The tax implications for individuals in Budget 2017 were not particularly wide ranging and those which attracted most publicity will not affect Scottish residents. The main points were as follows:

  • Stamp duty land tax will be abolished on homes under £300,000 for first time buyers. Where the purchase price is between £300,000 and £500,000, there will be no SDLT on the first £300,000. Time will tell whether the Scottish Government will follow suit on 14 December. There are also changes to the Additional Dwellings Supplement in certain cases including divorce and anti avoidance legislation will be brought in where someone who changes their main residence retains an interest in their former main residence.
  • The income tax personal allowance will be £11,850 from April 2018. The higher rate band will increase to £46,350. Scottish rates of income tax are now determined by the Scottish Government and this is likely to be a fairly significant part of the forthcoming budget.
  • In further changes that affect non residents, from April 2019 non UK tax residents will be subject to CGT on gains on all land and buildings in the UK, not just residential property. The residential property provisions were introduced in April 2015.
  • Marriage allowance claims will be allowed to be back dated for 4 years where a spouse or civil partner is deceased. Marriage allowance allows individuals to transfer 10% of their personal allowance to their spouse where their spouse is not a higher or additional rate taxpayer.
  • Finally, changes were announced regarding venture capital trusts and enterprise investment schemes. From 6 April 2018 the EIS investment limit will be increased to £2 million provided that any amount over £1 million is invested in one or more knowledge intensive companies. The annual EIS and VCT limit on the amount of tax-advantages investments a knowledge-intensive company may receive will be increased to £10 million.

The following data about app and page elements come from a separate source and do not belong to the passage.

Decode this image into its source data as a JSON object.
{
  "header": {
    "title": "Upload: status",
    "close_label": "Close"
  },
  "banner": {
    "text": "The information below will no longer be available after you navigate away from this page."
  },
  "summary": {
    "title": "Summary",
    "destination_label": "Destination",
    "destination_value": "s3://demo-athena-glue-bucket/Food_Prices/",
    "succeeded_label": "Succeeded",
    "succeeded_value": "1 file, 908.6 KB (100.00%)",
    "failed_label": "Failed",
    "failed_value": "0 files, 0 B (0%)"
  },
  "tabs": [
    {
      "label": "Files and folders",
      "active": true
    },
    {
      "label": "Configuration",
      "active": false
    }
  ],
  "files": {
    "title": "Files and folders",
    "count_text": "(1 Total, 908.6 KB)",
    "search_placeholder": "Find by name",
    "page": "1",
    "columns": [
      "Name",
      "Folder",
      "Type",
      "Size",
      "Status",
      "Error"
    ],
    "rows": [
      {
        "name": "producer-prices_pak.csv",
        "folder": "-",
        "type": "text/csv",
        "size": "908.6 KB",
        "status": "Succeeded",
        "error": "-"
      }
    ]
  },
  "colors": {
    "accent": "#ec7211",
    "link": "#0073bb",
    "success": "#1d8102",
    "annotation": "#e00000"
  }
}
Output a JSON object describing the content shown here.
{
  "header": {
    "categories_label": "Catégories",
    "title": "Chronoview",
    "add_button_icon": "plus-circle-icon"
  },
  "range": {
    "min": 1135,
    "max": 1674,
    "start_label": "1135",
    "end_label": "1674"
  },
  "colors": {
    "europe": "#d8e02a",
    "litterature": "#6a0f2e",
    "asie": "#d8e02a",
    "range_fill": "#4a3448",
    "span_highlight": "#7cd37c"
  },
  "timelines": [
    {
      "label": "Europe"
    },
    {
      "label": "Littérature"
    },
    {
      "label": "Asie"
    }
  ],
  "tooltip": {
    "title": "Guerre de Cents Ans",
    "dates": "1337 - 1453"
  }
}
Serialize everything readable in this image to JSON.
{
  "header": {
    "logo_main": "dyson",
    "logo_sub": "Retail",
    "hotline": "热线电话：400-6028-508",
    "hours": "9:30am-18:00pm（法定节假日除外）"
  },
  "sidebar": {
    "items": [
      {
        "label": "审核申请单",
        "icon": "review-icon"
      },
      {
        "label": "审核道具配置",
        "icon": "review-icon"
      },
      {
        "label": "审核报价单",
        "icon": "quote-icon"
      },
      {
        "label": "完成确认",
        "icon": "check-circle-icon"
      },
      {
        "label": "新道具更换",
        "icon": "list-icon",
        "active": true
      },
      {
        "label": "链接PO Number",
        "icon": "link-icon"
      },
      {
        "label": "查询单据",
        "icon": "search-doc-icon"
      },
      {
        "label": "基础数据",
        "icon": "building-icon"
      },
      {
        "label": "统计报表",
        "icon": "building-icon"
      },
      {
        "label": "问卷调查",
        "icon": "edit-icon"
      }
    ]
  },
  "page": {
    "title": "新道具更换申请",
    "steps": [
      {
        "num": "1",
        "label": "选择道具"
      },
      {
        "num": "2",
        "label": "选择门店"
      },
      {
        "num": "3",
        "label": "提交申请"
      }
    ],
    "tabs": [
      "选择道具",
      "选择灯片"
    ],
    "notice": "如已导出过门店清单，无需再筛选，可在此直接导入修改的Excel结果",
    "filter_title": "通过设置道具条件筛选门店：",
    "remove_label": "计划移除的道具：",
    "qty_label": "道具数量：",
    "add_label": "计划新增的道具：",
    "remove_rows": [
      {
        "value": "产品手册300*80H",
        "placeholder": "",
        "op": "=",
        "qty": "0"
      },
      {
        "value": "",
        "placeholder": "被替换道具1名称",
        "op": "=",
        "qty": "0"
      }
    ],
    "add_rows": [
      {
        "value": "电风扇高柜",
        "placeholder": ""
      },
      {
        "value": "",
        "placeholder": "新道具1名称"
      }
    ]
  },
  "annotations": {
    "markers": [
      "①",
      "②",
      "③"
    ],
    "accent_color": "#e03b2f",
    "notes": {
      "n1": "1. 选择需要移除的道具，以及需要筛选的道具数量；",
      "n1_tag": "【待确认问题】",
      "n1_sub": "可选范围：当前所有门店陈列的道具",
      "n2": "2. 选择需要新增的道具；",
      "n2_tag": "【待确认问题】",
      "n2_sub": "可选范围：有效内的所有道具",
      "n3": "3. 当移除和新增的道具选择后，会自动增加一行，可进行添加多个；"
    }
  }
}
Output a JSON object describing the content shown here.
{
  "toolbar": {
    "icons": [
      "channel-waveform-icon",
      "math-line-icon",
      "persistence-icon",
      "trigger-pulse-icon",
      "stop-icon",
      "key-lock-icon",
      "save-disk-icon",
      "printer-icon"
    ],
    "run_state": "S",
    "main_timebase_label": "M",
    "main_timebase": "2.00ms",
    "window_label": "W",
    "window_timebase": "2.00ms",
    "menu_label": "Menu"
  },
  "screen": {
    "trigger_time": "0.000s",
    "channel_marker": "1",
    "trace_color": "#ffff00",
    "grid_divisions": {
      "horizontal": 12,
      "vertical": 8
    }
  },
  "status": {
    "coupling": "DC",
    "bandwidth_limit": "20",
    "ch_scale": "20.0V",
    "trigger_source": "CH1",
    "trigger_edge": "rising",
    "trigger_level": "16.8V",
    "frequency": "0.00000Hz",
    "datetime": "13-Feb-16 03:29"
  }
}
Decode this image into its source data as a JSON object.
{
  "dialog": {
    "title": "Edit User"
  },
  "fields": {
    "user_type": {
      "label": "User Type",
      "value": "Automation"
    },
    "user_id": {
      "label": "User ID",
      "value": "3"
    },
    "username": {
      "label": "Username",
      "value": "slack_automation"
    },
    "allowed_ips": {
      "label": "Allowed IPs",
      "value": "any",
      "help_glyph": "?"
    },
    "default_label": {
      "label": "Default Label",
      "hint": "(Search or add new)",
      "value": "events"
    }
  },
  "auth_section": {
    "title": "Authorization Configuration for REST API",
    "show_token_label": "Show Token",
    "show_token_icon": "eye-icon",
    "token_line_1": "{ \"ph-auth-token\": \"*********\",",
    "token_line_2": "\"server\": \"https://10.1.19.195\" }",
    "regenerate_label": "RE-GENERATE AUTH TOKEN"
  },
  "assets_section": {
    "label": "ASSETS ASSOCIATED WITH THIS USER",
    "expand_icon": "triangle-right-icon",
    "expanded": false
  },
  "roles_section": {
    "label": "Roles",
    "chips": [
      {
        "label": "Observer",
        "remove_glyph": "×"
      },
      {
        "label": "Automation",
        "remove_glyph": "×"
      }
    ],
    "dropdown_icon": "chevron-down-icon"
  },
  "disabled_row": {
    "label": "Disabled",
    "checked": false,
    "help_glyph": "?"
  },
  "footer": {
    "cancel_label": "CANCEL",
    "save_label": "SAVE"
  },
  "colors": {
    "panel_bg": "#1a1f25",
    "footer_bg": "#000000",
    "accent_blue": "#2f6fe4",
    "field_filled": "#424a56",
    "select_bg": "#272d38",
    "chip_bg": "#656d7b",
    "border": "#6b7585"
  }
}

So in summary, the biggest impact for Scottish resident individuals is likely to come on 14 December when the Scottish Government present their budget. Significant changes to income tax may be made so check back in with us then for more details.